Sources:
“An Ex-Husband's Offense,” The Atlanta Constitution, December 23, 1889.
“Death for an Insult,” New York Herald, December 23, 1889.
“Pensacola,” The Times-Picayune, March 16, 1890.
“Stabbed by his Ex-Wife's Husband,” National Police Gazette, January 11, 1890.
“Tragedy at Pensacola.,” Elkhart Daily Review, December 23, 1889.
“Trial of J. M. Thomson,” The Times-Democrat, March 15, 1890.

Saturday, July 8, 2017

Nellie C. Bailey.

Nellie C. Bailey.
William Dodson led a drive of 2300 head of sheep from Kansas through Indian Territory to their new home in Texas in October 1883. A mile behind them the owner of the new ranch, a widower named Clement Bothemly, and his sister Bertha traveled in a wagon outfitted with bedrooms. Pulled by two yoke of oxen, the wagon was so large that observers compared it to a railroad car. The night of October 7, Dodson heard Miss Bothemly calling from a distance and ran to see what was wrong. She took him to the wagon and led him inside where Clement lay dead from a gunshot wound to the head. 

He killed himself, she told Dodson. Clement had been suffering from rheumatism, and the pain had become unbearable. He had been taking large doses of morphine, but even that had not alleviated the pain. Bertha had been awakened by the gunshot and found her brother lying dead. 
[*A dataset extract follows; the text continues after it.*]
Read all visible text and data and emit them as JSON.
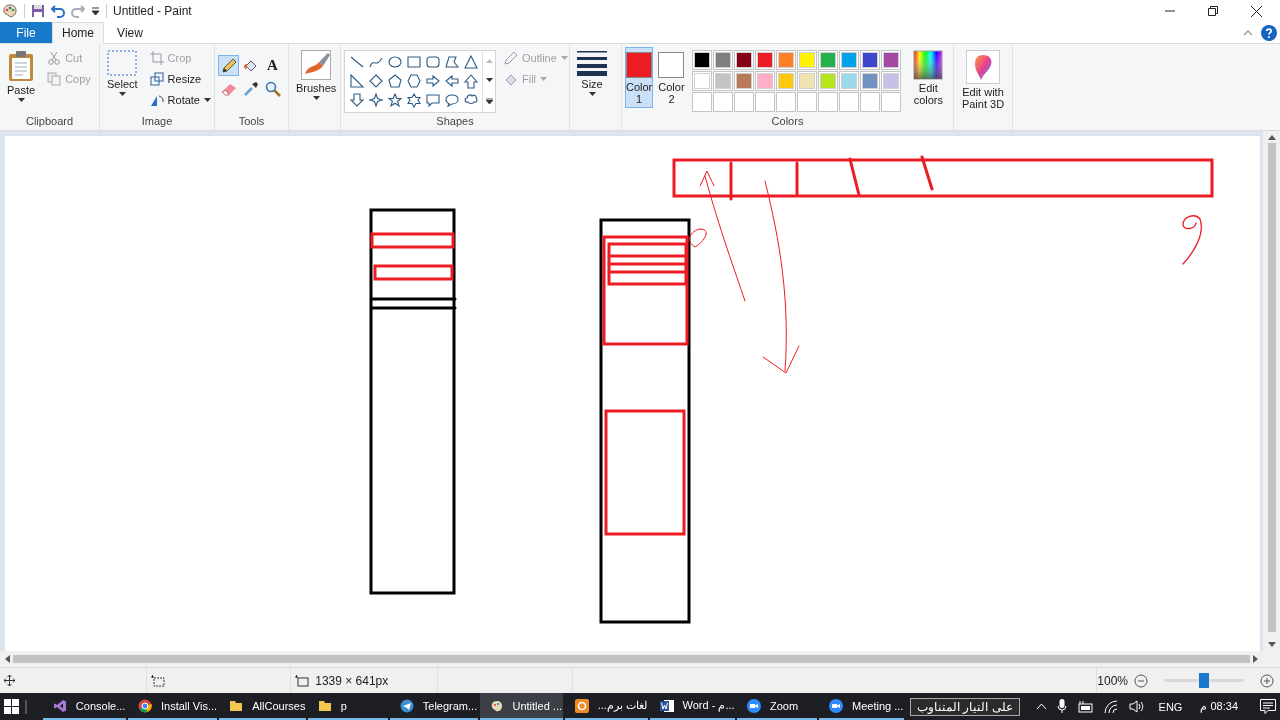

They realized that they would have to dig a grave and bury him on the trail. A wagon heading for Kansas had passed them several hours earlier, and Dodson rode to them to ask for assistance. The men came back with him, and they buried Clement Bothemly near Skeleton Ranch. After a brief ceremony, Bertha and Dodson continued on the drive.
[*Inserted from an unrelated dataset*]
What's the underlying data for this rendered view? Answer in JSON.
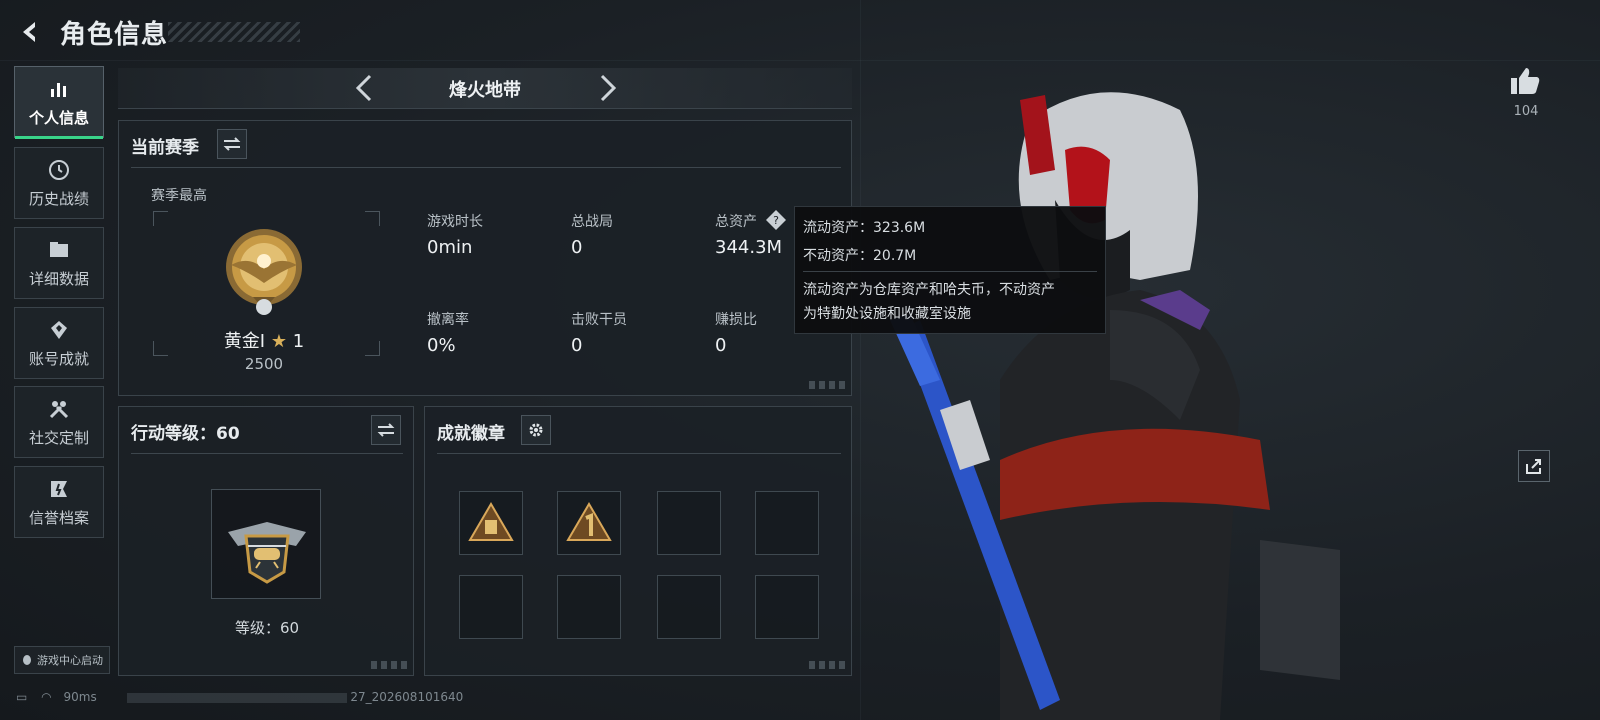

Saturday, July 1, 2017

Fatal Cutting Affray.

Little Murders
Thomas Reveley

Thomas Reveley, a prominent St. Louis attorney, went into Peckington’s Golden Lion saloon at Seventh and Pine Streets a little after 9:00 pm on February 8, 1896. He had gone to the Golden Lion for his evening meal, as he often did, and ordered a plate of sausages. A widower, about 50 years old, whose right arm was almost totally paralyzed, Reveley lived with his father who was in the middle of a contentious lawsuit. It was clear that Thomas Reveley was going through some hard times. Reveley was already drunk when he arrived at the Golden Lion; one observer remarked, “He looks like a man who had drunk himself down in the world.”

Reveley ate his sausages rather quickly prompting Mike Green, a 60-year-old waiter, popular and good-natured, to jokingly ask, “Did you eat all that by yourself?” Reveley replied rather savagely that it was none of Green’s ---- ---- business. Green, astonished by the force of his remark, turned away and waited on another customer. Reveley made a few more harsh remarks then left the Golden Lion and went across the street to Schweikhardt’s saloon.